# [PROBLEM DESCRIPTION]
Repeat the listing word for word. Leave every picture out.

*** Begin section ***

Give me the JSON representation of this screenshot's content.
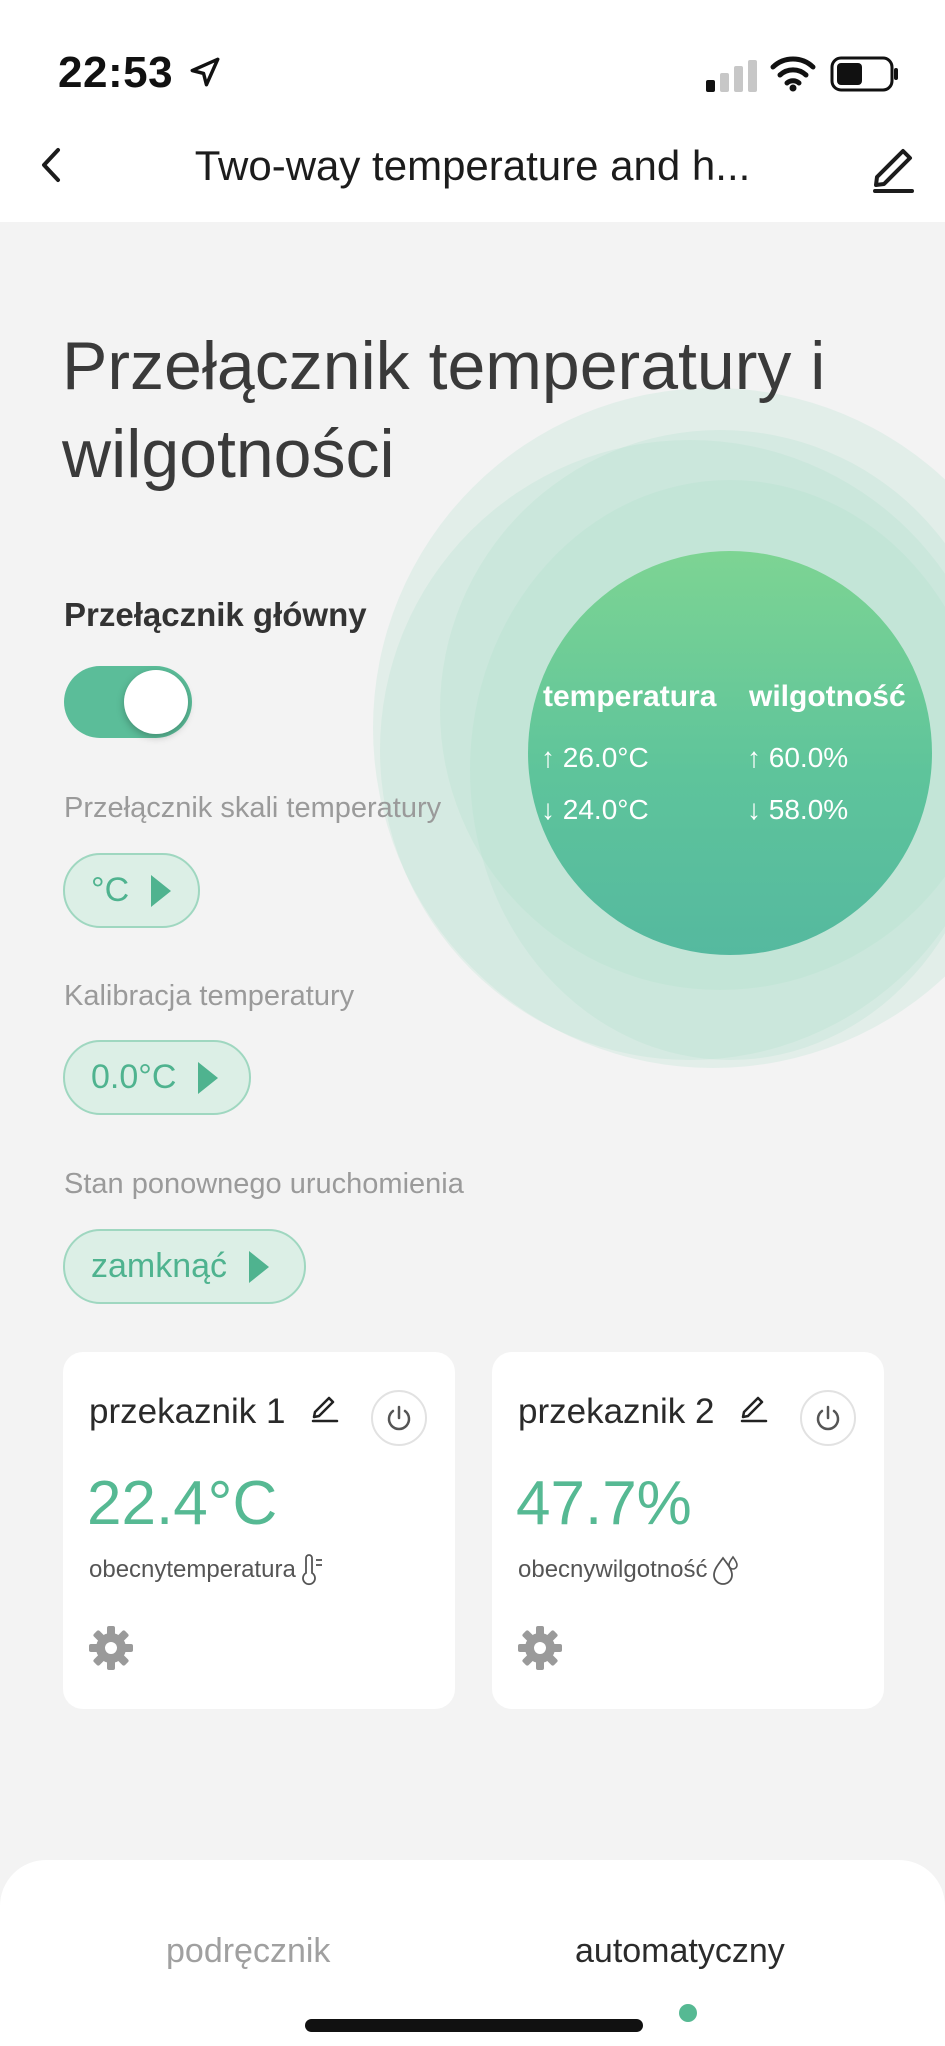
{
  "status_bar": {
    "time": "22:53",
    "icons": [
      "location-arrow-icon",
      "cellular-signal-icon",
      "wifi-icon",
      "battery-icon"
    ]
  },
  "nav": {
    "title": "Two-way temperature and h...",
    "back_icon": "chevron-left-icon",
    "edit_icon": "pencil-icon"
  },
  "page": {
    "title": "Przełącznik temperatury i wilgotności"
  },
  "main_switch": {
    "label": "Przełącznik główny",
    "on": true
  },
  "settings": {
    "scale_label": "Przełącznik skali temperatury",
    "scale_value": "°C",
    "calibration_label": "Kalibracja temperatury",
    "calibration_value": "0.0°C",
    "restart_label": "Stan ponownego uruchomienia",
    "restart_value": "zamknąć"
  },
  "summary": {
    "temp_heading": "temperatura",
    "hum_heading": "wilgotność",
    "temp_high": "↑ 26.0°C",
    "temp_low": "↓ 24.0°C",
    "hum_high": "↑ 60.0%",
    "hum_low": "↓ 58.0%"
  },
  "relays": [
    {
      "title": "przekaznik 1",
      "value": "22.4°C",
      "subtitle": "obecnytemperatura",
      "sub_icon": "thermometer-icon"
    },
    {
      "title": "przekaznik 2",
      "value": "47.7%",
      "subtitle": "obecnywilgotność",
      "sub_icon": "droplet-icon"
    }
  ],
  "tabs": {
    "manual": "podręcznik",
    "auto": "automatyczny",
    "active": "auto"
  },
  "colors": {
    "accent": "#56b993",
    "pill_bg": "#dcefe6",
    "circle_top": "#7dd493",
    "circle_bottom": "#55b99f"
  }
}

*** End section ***

# [EXERCISE SOLUTION]
Give me the JSON representation of this screenshot's content.
{
  "status_bar": {
    "time": "22:53",
    "icons": [
      "location-arrow-icon",
      "cellular-signal-icon",
      "wifi-icon",
      "battery-icon"
    ]
  },
  "nav": {
    "title": "Two-way temperature and h...",
    "back_icon": "chevron-left-icon",
    "edit_icon": "pencil-icon"
  },
  "page": {
    "title": "Przełącznik temperatury i wilgotności"
  },
  "main_switch": {
    "label": "Przełącznik główny",
    "on": true
  },
  "settings": {
    "scale_label": "Przełącznik skali temperatury",
    "scale_value": "°C",
    "calibration_label": "Kalibracja temperatury",
    "calibration_value": "0.0°C",
    "restart_label": "Stan ponownego uruchomienia",
    "restart_value": "zamknąć"
  },
  "summary": {
    "temp_heading": "temperatura",
    "hum_heading": "wilgotność",
    "temp_high": "↑ 26.0°C",
    "temp_low": "↓ 24.0°C",
    "hum_high": "↑ 60.0%",
    "hum_low": "↓ 58.0%"
  },
  "relays": [
    {
      "title": "przekaznik 1",
      "value": "22.4°C",
      "subtitle": "obecnytemperatura",
      "sub_icon": "thermometer-icon"
    },
    {
      "title": "przekaznik 2",
      "value": "47.7%",
      "subtitle": "obecnywilgotność",
      "sub_icon": "droplet-icon"
    }
  ],
  "tabs": {
    "manual": "podręcznik",
    "auto": "automatyczny",
    "active": "auto"
  },
  "colors": {
    "accent": "#56b993",
    "pill_bg": "#dcefe6",
    "circle_top": "#7dd493",
    "circle_bottom": "#55b99f"
  }
}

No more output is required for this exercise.